  4. June 22: we should have added this to the properties of Det: a nxn matrix A is nilpotent if and only if Det(A) = 0. Proof. By Cayley-Hamilton, a matrix is nilpotent if and only if the characteristic polynomial is pA(t) = tn which means all eigenvalues are 0. Also the PDet Mathematica code had to incorporate the nilpotent case. Looking at the first nonzero entry in the characteristic polynomial only gives the Det(A) if the first is not only the last nonzero entry.
  5. June 27: had to mention Cauchy-Binet in the multivariable class as always when deriving the Lagrange identity |v|2 |w|2 - (v.w)2 = |v x w|2 which leads to |v x w| = |v| |w| sin(alpha) and immediately leads to the sin formula for a triangle after seeing it as twice the area of the triangle. The left hand side is Det(FT F) for the 3x2 matrix which contains v,w as columns. The right hand side is the Pauli sum. One of the course assistants, Steven Mackeret told me that the identity can also be seen as an identity for quaternions: if v=(a,b,c) and w=(p,q,r) and vxw = (s,t,u) then we look at the product of the quaternions V=a i + b j + c k, W = p i + q j + r k. Then V*W = -v.w + s i + t j + u k, So that |V*W|2 = |v x w|2 + (v.w)2 and |V|2 = |v|2, |W|2 = |w|2. The Cauchy-Binet identity here just tells that the quaternion length honors multiplication. Its historically interesting that cross and dot product were introduced together through quaternions.
  6. June 28: sign typos in intro: the nilpotent matrix A2=0 of course gives Det(AT A)>0 but Det(A)2 =0.
  7. July 5: A consequence of the main theorem is the beautiful formula
    det(1+FT G) = SumP det(FP) det(GP)
    which is true for all nxm matrices F,G and which does not involve pseudo determinants at all. The right hand side sums over all possible minors with the assumption that the result is 1 if the pattern P is empty. Has somebody seen that? It immediately implies the "most important identity in Mathematics" det(1+FT G) = det(1+G FT) because both sides produce the same "dot product" on the right hand side. For self-adjoint matrices A, the identity implies
    det(1 + A2) = SumP det2(AP) ,
    where the right hand side sums over all minors of A. This is useful for graphs because the right hand side counts the number of all trees, not necessarily maximal. If A is the Dirac operator, the left hand side is det(1+L). It is an other type of matrix tree theorem since the left hand side is the product of the shifted eigenvalues 1+lj of the Laplace-Beltrami operator on forms and the right hand side counts a signed sum of trees in a double cover of the simplex graph. Here is some Mathematica code which numerically explains the "Pauli dot product identity" mentioned above

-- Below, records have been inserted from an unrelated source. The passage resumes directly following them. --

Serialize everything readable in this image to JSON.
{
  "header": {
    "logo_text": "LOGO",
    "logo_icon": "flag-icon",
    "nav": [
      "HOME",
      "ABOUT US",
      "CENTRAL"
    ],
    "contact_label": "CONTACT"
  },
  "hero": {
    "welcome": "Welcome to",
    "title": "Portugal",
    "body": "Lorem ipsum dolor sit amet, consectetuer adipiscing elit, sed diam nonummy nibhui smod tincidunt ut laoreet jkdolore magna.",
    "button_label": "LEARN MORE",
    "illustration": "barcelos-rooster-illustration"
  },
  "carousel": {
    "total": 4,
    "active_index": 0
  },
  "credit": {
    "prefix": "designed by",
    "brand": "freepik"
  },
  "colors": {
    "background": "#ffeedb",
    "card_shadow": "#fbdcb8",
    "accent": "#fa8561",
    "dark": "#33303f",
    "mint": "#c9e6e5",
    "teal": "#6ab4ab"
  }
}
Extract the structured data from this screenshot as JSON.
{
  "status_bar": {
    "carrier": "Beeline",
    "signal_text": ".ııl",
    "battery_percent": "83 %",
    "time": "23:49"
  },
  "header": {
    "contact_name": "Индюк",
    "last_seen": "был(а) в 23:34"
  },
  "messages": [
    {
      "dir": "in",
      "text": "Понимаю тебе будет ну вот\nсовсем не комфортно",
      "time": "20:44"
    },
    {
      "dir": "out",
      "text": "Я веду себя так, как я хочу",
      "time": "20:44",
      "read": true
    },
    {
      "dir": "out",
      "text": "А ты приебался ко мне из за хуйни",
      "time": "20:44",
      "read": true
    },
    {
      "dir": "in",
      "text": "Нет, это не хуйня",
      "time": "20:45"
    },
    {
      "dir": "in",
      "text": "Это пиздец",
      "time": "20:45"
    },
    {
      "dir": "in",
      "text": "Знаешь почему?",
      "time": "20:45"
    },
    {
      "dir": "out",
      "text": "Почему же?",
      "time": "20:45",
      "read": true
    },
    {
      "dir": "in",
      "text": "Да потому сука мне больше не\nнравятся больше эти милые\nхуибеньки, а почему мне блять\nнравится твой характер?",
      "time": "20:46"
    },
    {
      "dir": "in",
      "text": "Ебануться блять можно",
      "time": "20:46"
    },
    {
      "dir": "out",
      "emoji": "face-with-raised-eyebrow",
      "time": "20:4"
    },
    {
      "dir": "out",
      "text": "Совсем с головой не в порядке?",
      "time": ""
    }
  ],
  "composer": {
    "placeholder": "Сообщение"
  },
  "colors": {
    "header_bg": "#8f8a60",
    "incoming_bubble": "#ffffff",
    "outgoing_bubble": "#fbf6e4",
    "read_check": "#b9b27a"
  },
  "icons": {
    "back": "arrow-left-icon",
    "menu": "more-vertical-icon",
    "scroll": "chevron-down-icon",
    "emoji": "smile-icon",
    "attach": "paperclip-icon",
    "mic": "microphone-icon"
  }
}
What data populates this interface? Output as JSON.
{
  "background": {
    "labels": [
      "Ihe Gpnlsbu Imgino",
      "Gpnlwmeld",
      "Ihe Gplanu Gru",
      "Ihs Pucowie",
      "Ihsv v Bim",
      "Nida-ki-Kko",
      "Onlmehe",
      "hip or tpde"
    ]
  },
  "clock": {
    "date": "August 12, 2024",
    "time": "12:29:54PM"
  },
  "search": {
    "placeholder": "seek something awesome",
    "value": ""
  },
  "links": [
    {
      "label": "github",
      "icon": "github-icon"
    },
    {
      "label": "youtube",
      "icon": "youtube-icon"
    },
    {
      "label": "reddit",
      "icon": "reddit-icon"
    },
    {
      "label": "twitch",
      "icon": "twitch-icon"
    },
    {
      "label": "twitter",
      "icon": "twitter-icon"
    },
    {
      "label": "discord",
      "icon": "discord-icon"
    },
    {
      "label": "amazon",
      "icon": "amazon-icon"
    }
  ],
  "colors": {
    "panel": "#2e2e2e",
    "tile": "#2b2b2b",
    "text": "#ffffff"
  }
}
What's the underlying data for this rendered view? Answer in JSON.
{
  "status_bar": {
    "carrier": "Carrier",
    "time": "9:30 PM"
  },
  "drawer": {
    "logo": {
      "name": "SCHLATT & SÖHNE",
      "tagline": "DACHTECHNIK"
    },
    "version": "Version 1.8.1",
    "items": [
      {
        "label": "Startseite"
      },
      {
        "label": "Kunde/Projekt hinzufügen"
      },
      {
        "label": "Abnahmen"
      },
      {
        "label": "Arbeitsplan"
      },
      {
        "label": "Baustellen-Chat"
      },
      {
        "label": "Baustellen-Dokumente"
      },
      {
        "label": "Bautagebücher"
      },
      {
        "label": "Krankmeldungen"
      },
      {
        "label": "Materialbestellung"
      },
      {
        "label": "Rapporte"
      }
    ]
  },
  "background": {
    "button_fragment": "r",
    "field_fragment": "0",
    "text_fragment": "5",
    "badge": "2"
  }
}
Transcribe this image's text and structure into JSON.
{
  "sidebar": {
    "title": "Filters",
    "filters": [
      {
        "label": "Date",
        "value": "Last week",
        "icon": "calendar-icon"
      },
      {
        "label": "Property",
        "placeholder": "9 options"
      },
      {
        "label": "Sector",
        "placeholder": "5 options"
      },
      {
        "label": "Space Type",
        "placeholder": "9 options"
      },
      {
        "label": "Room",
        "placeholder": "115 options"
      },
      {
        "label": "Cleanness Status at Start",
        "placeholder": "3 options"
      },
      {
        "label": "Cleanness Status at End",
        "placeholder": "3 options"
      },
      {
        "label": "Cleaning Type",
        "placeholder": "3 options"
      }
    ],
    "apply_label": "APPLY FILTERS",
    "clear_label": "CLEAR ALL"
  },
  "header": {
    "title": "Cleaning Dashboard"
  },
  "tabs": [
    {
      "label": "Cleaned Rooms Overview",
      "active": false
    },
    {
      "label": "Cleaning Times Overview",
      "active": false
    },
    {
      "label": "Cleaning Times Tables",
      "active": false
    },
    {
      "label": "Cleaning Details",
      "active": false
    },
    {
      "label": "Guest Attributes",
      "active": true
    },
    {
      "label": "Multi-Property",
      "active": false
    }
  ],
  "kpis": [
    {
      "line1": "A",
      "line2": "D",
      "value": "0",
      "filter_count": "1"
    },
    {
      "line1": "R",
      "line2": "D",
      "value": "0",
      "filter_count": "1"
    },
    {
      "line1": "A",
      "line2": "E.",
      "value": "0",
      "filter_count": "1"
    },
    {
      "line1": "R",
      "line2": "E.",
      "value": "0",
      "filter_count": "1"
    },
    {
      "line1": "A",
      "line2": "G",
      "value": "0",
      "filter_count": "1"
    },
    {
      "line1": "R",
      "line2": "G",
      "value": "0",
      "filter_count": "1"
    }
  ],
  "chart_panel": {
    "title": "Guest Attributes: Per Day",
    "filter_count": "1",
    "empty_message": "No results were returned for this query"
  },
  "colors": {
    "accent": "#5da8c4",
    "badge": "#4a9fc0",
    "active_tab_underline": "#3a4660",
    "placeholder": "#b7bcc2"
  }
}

     U=Partition[Flatten[Subsets[Range[m],{k,k}]],k]; u=Length[U];
     V=Partition[Flatten[Subsets[Range[n],{k,k}]],k]; v=Length[V];
    n=5; r=6; m=n; RandomMatrix[n_,m_]:=Table[RandomInteger[2r]-r,{n},{m}];
    R:=Module[{},B=RandomMatrix[n,m]; B+Transpose[B]]; AA=R; BB=R; 
    {Det[IdentityMatrix[n] + Transpose[AA].BB], PTraces[AA,BB]}